By Tim Lambert

Early Chulmleigh

Chulmleigh began as a Saxon village. (The Saxons conquered Devon in the early 9th century). Its name means Coelmund’s leah. (Leah was the Saxon word for a clearing in a forest).

In the 13th century, King Henry III gave Chulmleigh a charter (a document granting the villagers certain rights). As a result, they began markets and fairs in the village. (In the Middle Ages fairs were like markets but they were held only once a year and they attracted buyers and sellers from a wide area).

Chulmleigh grew into a prosperous little town, though to us it would seem tiny. Medieval Chulmleigh only had a population of a few hundred. Yet towns were tiny in those days. The prosperity of Chulmleigh was based on wool, which was woven in the town. Some of it was sent to Barnstaple for export.

A Tudor house

There has probably been a church in Chulmleigh since Saxon times but the present church of St Mary Magdalene mostly dates from the 14th century.

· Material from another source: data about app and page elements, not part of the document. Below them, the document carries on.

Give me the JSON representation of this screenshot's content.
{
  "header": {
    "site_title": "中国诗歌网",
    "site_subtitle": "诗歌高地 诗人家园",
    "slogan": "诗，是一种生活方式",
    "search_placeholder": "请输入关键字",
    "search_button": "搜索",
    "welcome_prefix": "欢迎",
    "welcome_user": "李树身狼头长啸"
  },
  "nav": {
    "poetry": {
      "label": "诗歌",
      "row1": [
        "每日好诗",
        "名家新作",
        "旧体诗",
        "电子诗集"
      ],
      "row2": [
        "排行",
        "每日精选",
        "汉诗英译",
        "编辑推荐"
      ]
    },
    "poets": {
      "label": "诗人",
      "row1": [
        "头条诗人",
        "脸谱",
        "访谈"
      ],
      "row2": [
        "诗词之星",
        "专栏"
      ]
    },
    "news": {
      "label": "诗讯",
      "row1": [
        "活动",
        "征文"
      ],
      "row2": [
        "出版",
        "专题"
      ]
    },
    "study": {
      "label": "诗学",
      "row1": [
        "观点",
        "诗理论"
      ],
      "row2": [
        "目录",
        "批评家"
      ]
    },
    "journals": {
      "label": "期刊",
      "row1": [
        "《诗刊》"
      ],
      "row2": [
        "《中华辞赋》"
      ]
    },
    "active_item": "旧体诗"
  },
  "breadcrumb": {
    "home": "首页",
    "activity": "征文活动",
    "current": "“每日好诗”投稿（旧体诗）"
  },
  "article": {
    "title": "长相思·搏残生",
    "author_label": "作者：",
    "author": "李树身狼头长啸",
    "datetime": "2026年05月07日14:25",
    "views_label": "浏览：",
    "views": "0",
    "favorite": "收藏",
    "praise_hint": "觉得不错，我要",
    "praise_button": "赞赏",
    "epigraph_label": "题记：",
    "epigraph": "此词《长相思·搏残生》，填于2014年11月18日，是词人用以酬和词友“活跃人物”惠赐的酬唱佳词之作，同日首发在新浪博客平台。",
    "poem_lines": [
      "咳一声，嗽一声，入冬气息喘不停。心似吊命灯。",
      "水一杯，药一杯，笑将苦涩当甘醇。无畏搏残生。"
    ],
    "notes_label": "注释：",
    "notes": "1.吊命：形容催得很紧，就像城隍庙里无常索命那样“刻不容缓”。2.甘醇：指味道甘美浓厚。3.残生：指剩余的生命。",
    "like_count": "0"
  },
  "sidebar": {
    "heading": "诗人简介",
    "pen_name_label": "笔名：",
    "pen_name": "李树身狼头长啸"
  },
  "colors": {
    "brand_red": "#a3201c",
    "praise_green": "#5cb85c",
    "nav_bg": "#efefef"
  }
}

However, in the 18th century, the wool trade in Chulmleigh declined as it moved to other parts of England. Worse in 1830 a turnpike was built from Exeter to Barnstaple. (A turnpike road was privately owned and you had to pay to use it). However the turnpike bypassed Chulmleigh and as a result, the village declined. Furthermore, in 1854 a railway was built between Exeter and Barnstaple but it ran past Chulmleigh and the village dwindled further.

Modern Chulmleigh

In 1801, at the time of the first census Chulmleigh had a population of nearly 1,400 but by 1901 it had fallen slightly to just under 1,200. Furthermore, in 1803, Chulmleigh suffered a terrible fire and many buildings burned.

At that time New Street was called Pound Street. (In those days stray animals were put in a pound and the owner had to pay a fine to get them back). After the fire, the street had to be rebuilt and it was also renamed. Egypt Lane may have got its name from Gypsies. (They were once believed to have come from Egypt).

Today Chulmleigh is a charming village known for its old buildings. (There are more than 200 listed buildings in Chulmleigh). In 2022 the population of Chulmleigh was just over 1,000.